Marshawn Lloyd - RB - USC
Marshawn Lloyd had a rough go at it to start his career with a torn ACL to start his true freshman season. It looked like injuries might derail a talented running back before he could even get started. But a transfer to USC changed that trajectory to a point now where he could be considered one of the top running backs in this class.
Height: 5′ 9″
Weight: 210 lbs
40-yard dash: N/A
3-cone drill: N/A
20-yard shuttle: N/A
Vertical Jump: N/A
Broad Jump: N/A
Bench Press: N/A
*age is at the start of player’s rookie year
Lloyd was the number 5 running back recruit in the nation per 247Sports Composite during the 2020 recruiting cycle. His commitment to South Carolina was a huge get for them, but his success was quickly derailed due to an ACL tear before his true freshman season got started. That caused him to miss the entire season, and subsequently look like his explosiveness had been zapped during his redshirt freshman season. He had a nice bounce-back season as a redshirt sophomore with the Gamecocks, leading the team in rushing yards and rushing touchdowns. But still missed a few games and wasn’t getting a ton of volume consistently.
Following his bounce back, his reputation on the field recovered a good amount and he was able to transfer to USC for his redshirt junior season. He had his best season yet, hitting career-high marks in rushing attempts, rushing yards, rushing yards per attempt, receiving yards, and receiving yards per attempt. His per-game volume didn’t go up in USC’s pass-heavy offense, but his efficiency shot up through the roof. He led all running backs in most rushing categories and hit his first 1,000-yard yards from scrimmage season and decided to declare for the NFL Draft.
To start, Marshawn Lloyd provides a lot of versatility in the lineup and scheme that he’s playing in. He’s a plus value in the receiving game with his hands, yards after the catch ability, ability to line up in different positions on the field, and his ability to run more routes than the normal “running back routes”. He proved to be a great compliment to Caleb Williams last year with his ability to work off-script when a play breaks down and be in an advantageous space for his quarterback. Once he gets the ball in space either during a run play or after the catch, he can turn it upfield with high-end speed for explosive plays.
As a runner, he’s impressive as well. He showed good burst off the line of scrimmage and paired that with solid vision. Behind the line of scrimmage and within the teeth of the defense, he showed good lateral mobility. For a player with his explosive ability, he also showed impressive physicality with a listed size of 5’9” and 210 lbs. He consistently displayed good lower body strength and a willingness to keep his legs churning. Plus the ability to bounce off tackles in space and run through arm tackles.
While Lloyd is a very well-rounded prospect, there are still a few concerns with his prospect profile. Starting with his, at times, inconsistent vision and tendency to miss cut-back lanes. Additionally, he’s a great receiver out of the backfield and while he showed to be a willing blocker in pass protection, there were instances of being late to pick up the blitz that would lead to bad positioning. With his speed and burst, there are also times when he tries to press his runs to the outside too often even when the crease isn’t there, leading to missed yards on plays.

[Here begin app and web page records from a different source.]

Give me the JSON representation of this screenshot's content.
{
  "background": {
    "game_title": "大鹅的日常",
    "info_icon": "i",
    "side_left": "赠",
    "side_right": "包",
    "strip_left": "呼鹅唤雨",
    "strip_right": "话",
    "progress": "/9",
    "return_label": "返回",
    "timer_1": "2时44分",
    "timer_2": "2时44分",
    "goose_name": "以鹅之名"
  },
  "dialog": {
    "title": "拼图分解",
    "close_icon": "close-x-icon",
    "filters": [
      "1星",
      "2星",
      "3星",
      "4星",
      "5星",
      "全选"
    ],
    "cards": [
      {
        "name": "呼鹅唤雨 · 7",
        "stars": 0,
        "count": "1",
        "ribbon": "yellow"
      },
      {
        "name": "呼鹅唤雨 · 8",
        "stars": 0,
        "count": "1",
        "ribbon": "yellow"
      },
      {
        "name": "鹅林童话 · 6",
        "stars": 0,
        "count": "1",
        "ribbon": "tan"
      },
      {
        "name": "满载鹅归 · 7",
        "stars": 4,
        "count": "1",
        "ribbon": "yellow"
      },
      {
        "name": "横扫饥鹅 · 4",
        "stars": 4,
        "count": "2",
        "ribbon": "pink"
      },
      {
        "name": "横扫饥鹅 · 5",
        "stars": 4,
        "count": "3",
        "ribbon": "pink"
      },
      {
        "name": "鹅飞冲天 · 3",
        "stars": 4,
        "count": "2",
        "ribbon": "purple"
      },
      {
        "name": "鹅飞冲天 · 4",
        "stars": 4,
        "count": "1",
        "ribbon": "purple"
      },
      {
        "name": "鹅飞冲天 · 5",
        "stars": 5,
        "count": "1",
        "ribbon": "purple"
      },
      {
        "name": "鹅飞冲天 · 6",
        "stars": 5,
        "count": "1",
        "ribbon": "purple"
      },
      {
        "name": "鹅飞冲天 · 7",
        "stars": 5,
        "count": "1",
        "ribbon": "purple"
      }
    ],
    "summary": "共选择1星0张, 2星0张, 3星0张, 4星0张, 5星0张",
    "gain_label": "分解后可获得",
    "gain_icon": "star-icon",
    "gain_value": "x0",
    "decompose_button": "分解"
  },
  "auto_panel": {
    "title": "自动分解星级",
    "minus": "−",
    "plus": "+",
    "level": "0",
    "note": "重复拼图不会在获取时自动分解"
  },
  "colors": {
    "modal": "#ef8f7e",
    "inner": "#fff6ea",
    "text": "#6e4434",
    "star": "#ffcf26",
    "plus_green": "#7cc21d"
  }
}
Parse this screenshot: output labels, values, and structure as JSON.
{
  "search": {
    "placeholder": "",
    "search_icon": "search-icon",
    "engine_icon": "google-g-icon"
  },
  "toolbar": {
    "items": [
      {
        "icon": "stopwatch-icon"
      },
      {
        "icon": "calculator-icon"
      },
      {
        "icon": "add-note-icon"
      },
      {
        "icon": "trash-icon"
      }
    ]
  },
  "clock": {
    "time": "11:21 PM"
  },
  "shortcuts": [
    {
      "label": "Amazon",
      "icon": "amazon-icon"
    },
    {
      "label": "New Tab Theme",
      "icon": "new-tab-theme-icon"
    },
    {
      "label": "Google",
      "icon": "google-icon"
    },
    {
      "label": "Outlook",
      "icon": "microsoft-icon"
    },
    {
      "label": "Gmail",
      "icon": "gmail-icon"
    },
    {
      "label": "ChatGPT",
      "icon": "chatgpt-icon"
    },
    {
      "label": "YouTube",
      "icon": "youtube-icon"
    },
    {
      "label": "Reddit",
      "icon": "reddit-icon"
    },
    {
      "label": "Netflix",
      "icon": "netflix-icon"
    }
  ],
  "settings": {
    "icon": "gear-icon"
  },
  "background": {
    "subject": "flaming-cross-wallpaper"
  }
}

A concern that isn’t always warranted as we’ve seen plenty of running backs overcome this, is ball security. He was accredited with 8 total fumbles over the past 3 seasons. And a small negative is that while he does a lot of things well as a running back, he doesn’t quite have that one elite trait you can hang your hat on. And generally elite running backs in the NFL have that elite trait that they can always fall back on.
Pre Draft Analysis
Expected Draft Capital- Round 4
There are quite a few teams in need of a running back to contribute immediately with the opportunity to take a lead role. And the free agent market in the league right now is sparse at best, so that leaves at least a few teams eyeing running backs like Lloyd in the middle rounds. One of those teams would be Minnesota as both Alexander Mattison and Ty Chandler got significant run this season and were very average at best. Additionally, the Chargers will be left with just Isaiah Spiller at running back with expiring contracts this offseason and need bodies in that backfield. Lloyd would have the opportunity to walk in on day 1 at either of those organizations and immediately be one of the more explosive and talented running backs depending on free-agent signings.